Three Poems by Helen Jackson


Poetry by Helen Jackson

 

Another Westminster Bridge 

 

It’s not the flash and glint, the brackish Thames,
or the busker murdering the bag pipes.
It’s not the bulldoze past of a pinstripe
suit on his daily commute. It’s not stems
of heather, find the lady, tourist scrums
queuing for selfies in front of the Eye.
Not the bus-stop lovers kissing good-bye
as the tube chimes its echoes of steel drums.
No it’s round the corner, under your feet,
where last spring, flowers lay plump like pillows.
That’s where you glimpse it – all that mighty heart:
a plaque on a headstone, facing a street
of protestors, flags of blue and yellow.
Behind, the palace tears itself apart.


 

 

XV

 

Here they come,

carrying their bottles,

fluorescent dwarves

with ropes and ladders

and gasping mouth-pipes.

They come to me

– Mother of the World –

in high sun, driven, it seems,

by a desire to festoon

my hair with billowing

rainbow bunting.

I don’t mind, I suppose.

But it does get tiresome.

And if I sneeze

they tumble away,

or dig in their heels
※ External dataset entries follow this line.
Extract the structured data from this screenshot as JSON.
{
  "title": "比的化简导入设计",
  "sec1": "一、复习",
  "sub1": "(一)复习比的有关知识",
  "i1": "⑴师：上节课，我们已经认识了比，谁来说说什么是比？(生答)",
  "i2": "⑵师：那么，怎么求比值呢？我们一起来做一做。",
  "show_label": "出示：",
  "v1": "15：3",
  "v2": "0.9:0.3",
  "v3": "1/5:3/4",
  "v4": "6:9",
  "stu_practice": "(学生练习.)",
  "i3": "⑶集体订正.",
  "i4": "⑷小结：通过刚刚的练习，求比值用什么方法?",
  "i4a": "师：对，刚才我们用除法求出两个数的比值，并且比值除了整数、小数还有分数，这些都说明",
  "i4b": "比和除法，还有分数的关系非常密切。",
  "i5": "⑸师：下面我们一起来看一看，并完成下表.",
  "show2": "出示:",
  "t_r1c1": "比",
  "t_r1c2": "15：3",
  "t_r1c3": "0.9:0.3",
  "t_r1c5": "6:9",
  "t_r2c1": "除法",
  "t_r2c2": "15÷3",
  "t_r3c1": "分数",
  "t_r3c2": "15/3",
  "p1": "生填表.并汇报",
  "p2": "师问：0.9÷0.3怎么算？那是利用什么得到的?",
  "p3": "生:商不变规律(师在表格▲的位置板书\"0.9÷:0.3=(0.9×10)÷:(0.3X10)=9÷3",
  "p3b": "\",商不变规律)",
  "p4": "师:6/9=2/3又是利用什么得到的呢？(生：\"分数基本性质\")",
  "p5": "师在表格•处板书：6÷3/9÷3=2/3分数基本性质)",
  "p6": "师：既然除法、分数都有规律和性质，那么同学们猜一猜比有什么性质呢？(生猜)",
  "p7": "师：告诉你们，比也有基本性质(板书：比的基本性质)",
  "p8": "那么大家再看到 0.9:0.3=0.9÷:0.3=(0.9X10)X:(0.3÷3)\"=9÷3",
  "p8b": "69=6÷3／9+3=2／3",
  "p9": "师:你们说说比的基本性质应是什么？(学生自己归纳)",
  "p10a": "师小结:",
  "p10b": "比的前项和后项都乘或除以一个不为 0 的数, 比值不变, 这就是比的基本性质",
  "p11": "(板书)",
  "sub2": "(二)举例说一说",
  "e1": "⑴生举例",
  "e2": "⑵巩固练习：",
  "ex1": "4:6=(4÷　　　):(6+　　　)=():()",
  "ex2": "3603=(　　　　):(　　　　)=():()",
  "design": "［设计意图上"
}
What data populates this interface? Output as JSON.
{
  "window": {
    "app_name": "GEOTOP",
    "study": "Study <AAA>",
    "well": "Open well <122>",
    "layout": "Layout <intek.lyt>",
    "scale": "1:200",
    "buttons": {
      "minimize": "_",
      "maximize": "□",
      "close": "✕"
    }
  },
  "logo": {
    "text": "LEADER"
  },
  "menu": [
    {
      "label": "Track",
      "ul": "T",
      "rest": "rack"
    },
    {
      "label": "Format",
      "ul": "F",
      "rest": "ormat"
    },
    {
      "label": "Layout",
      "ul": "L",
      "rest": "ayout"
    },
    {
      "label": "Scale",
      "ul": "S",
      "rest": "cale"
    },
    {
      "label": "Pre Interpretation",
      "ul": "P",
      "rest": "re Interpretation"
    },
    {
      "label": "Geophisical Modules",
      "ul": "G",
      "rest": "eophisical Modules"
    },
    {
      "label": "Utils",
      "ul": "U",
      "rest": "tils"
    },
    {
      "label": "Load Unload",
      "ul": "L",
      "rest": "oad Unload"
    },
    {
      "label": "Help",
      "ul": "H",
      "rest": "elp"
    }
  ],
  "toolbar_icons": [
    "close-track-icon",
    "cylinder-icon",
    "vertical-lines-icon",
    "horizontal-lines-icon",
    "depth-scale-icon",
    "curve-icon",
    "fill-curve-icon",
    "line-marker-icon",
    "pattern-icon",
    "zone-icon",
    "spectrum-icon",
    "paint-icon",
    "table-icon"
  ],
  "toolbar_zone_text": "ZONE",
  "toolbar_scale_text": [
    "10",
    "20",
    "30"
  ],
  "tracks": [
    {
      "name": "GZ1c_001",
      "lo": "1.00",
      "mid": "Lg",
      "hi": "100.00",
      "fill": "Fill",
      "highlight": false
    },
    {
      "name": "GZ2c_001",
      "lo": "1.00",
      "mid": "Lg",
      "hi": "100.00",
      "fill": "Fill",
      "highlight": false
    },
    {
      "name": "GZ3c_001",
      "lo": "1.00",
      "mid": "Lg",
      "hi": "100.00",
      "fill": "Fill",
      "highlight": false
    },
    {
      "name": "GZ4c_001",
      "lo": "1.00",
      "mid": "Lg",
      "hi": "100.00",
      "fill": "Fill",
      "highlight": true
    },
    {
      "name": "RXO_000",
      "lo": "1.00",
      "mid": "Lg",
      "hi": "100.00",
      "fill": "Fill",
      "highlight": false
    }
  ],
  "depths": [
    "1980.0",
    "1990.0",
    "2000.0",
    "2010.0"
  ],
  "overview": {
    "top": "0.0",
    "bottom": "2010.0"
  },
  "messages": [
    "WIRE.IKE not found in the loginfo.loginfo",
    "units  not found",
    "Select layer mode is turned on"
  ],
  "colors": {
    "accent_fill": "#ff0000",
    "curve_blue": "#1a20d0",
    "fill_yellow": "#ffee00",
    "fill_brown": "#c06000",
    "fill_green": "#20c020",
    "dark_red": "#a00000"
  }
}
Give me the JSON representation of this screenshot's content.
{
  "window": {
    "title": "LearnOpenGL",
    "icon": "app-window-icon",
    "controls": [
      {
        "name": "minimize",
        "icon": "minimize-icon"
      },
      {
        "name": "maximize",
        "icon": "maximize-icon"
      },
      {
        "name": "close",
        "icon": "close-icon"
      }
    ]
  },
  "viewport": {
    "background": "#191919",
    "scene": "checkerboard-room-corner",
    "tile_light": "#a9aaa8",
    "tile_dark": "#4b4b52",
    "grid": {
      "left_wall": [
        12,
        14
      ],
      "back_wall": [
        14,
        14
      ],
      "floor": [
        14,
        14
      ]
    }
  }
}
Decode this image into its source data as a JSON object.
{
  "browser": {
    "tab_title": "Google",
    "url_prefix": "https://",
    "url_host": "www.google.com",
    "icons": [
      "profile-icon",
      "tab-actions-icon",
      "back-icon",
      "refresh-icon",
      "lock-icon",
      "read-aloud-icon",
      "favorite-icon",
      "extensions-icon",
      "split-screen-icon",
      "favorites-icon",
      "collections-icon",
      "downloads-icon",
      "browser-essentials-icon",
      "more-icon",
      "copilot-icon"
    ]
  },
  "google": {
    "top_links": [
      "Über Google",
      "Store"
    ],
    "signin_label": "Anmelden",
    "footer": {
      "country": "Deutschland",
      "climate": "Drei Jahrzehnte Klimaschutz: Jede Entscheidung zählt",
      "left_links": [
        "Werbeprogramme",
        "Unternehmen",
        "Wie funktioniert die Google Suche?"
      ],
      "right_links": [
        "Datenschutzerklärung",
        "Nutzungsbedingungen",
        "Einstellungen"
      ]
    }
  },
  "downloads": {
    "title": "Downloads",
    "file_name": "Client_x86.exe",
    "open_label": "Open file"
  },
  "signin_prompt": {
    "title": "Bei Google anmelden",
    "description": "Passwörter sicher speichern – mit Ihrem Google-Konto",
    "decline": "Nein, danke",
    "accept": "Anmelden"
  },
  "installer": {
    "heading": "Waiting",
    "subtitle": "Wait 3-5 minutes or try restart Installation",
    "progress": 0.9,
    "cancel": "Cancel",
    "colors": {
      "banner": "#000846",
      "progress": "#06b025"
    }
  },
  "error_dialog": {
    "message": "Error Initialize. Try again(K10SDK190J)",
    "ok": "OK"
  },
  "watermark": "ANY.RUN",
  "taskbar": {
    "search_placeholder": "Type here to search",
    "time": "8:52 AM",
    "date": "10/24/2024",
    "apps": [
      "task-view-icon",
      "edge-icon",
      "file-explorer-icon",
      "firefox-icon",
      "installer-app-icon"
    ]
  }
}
and jab hooks in my skin.

Some love me so much

they choose to stay:

sleep on my chest,

hide under my joints,

green boots gleaning.

But from time to time,

when the fancy takes me,

I blow the cloud windward

and let them come.

Feel their feet tickle my ears

as they hold open their arms.

I wink at Lhotse,

she gives me a nod

and together we turn

our foreheads to the sky.

 


 

 

Tightrope

 

There are so many things that I hold dear:

like muddied hands, our walks along the shore.

Sometimes I forget you’re no longer here,

 

that you cannot see this now, cannot hear.

And as I know how quickly sleek grief thaws,

there are so many things that I hold. Dear

 

God we’d fight for days though, you’d disappear

from sight. I must remind myself, because

sometimes I forget. You’re no longer here

 

to remind me, you see. The rip, the tear

of wires and blood, the shred of heart and gauze:

there are so many things. That I hold dear

 

to them, all these battle-won souvenirs,

is because they’re all I have. Final flaws.

Sometimes I forget you’re no longer here,

 

set you a plate, expect you to appear,

your loaded footsteps and key in the door.

There are so many things that I hold dear.

Sometimes I forget you’re no longer here.

 

 


Helen Jackson is in her final year of the MA in Creative Writing at Birkbeck. By day she is an accountant but by night procrastinates about putting pen to paper. She likes writing formal verse and once had a sestina published in a City Lit anthology. One day she will possibly get around to joining Twitter.